The Defense POW/MIA Accounting Agency (DPAA) announced today that the remains of a U.S. serviceman, accounted for from the Korean War, have been identified and will be returned to his family for burial with full military honors.
Army Pfc. Walter W. Green, 18, of Zanesville, Ohio, accounted for on Aug. 8, 2017, will be buried July 20 in Arlington National Cemetery, near Washington, D.C. In November 1950, Green was a member of Company E, 2nd Battalion, 8th Cavalry Regiment, 1st Cavalry Division, participating in combat actions against the Chinese People’s Volunteer Forces (CPVF) in the vicinity of Unsan, North Korea. Green was reported missing in action as of Nov. 2, 1950 when he could not be accounted for by his unit.
Following the war, during an operation known as “Operation Big Switch,” when prisoners of war were returned, returning Americans from Pyoktong Camp 5 reported that Green had been captured and died while at POW Camp 5. Based on this information, the U.S. Army declared him deceased on June 30, 1951.
Although the U.S. Army Graves Registration Service planned to recover American remains that remained north of the Korean Demilitarized Zone after the war, administrative details between the United Nations Command and North Korea complicated recovery efforts. An agreement was made and in September and October 1954, in what was known as Operation Glory, remains were returned. However, Green’s remains were not included and he was declared non-recoverable.
In September 1954, a set of remains received from North Korea and reportedly recovered from the Pyoktong Cemetery were returned and designated Evacuation (Evac) N-14413 by the Central Identification Laboratory (CIU-Kokura). However, the remains could not be identified and were interred as Unknown X-14413 at the National Memorial Cemetery of the Pacific in Honolulu.
In November 1998, the Central Identification Laboratory in Hawaii recommended the disinterment of 15 unknowns, including X-14413. The remains were disinterred on January 31, 2001 and sent to the laboratory for analysis.
To identify Green’s remains, scientists from DPAA and the Armed Forces Medical Examiner System used mitochondrial (mtDNA) DNA analysis, laboratory analysis, including dental, anthropological and chest radiograph comparison, as well as circumstantial evidence.
Today, 7,699 Americans remain unaccounted for from the Korean War. Using modern technology, identifications continue to be made from remains that were previously returned by North Korean officials or recovered from North Korea by American recovery teams. Green’s name is recorded on the Courts of the Missing at the NMCP, along with other MIAs from the Korean War. A rosette will be placed next to his name to indicate he has been accounted for.

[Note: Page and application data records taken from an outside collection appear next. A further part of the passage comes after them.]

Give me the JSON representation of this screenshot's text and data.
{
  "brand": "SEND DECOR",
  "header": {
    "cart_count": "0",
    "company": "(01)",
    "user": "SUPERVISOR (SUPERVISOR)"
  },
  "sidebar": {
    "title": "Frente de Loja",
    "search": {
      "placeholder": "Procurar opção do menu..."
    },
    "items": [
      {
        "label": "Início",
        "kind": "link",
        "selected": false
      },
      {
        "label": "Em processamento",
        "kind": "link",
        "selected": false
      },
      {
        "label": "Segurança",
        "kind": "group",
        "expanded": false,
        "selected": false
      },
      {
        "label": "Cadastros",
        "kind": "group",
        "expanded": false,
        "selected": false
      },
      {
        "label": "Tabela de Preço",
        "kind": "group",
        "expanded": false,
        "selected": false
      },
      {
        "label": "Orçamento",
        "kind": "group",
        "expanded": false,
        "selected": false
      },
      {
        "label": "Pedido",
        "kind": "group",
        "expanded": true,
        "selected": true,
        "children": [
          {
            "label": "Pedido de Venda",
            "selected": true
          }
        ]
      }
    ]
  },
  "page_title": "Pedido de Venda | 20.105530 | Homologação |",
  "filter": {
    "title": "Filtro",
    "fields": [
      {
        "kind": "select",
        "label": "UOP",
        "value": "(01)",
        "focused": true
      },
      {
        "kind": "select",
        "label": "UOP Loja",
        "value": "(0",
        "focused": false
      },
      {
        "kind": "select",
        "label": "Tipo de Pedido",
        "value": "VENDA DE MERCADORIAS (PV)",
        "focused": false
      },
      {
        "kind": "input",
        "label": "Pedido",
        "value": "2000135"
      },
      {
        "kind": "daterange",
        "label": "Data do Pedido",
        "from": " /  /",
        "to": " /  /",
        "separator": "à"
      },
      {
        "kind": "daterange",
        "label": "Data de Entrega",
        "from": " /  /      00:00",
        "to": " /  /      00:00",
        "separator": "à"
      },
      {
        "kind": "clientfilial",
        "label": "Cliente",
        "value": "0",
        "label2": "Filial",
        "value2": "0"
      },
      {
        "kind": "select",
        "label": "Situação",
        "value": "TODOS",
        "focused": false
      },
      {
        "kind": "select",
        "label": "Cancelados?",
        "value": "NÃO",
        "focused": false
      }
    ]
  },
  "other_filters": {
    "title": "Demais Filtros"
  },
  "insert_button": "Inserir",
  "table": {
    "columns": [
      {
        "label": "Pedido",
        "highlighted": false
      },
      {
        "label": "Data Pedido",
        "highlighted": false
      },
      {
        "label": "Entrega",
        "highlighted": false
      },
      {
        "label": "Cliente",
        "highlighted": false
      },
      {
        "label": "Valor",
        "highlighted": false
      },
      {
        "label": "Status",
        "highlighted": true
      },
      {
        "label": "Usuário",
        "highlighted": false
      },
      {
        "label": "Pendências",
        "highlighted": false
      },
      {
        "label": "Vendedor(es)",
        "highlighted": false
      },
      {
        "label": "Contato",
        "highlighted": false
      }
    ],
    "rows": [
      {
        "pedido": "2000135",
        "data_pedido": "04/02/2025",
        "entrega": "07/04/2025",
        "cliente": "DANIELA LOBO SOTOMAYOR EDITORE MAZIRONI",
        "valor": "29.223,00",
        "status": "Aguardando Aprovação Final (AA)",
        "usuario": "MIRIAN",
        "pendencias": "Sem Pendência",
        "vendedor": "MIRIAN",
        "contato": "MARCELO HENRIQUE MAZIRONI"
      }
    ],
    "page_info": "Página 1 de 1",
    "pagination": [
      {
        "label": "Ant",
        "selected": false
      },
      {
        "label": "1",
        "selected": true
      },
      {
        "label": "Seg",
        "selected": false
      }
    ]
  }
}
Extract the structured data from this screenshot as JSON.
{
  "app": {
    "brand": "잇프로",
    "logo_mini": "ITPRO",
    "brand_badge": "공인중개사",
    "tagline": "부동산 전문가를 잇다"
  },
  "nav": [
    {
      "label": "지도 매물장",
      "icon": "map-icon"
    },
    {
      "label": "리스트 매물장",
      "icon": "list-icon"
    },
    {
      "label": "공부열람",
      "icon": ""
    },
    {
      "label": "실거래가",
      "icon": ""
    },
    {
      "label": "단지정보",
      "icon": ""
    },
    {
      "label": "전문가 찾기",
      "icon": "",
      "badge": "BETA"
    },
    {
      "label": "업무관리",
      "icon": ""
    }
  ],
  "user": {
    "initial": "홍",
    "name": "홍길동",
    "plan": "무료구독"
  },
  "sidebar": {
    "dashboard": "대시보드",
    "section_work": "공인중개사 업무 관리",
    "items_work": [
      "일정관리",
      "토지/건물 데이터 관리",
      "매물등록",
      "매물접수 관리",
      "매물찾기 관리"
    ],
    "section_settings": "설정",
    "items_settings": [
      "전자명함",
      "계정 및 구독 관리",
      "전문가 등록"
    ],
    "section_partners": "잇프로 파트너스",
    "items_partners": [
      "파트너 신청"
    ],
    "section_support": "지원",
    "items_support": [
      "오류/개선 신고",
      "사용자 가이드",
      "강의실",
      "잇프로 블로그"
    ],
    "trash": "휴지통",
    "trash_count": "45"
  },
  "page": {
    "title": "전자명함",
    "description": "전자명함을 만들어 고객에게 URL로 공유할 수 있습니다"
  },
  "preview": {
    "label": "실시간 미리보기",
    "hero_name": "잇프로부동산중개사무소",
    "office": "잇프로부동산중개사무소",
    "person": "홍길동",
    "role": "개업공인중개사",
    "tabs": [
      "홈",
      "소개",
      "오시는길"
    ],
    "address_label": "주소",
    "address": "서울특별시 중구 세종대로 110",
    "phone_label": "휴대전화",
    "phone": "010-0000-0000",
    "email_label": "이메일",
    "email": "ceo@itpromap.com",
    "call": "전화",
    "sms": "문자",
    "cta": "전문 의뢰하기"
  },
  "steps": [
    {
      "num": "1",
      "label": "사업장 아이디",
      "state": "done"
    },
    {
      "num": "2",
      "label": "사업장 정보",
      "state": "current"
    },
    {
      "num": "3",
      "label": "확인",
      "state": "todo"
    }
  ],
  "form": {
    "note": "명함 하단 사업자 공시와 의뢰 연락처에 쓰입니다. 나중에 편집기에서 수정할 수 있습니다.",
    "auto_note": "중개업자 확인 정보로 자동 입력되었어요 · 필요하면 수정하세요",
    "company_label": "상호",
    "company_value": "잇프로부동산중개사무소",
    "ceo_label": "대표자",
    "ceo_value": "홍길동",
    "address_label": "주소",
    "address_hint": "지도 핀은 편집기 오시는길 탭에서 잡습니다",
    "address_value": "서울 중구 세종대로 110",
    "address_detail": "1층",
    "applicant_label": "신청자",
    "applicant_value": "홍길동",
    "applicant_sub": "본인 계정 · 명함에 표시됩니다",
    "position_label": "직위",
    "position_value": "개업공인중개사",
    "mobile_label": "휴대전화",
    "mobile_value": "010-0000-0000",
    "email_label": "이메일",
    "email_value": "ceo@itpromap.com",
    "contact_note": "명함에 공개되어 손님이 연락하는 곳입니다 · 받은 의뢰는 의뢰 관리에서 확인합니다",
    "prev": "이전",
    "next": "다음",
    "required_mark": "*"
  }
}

For additional information on the Defense Department’s mission to account for Americans who went missing while serving our country, visit the DPAA website at www.dpaa.mil, find us on social media at www.facebook.com/dodpaa or call (703) 699-1420/1169.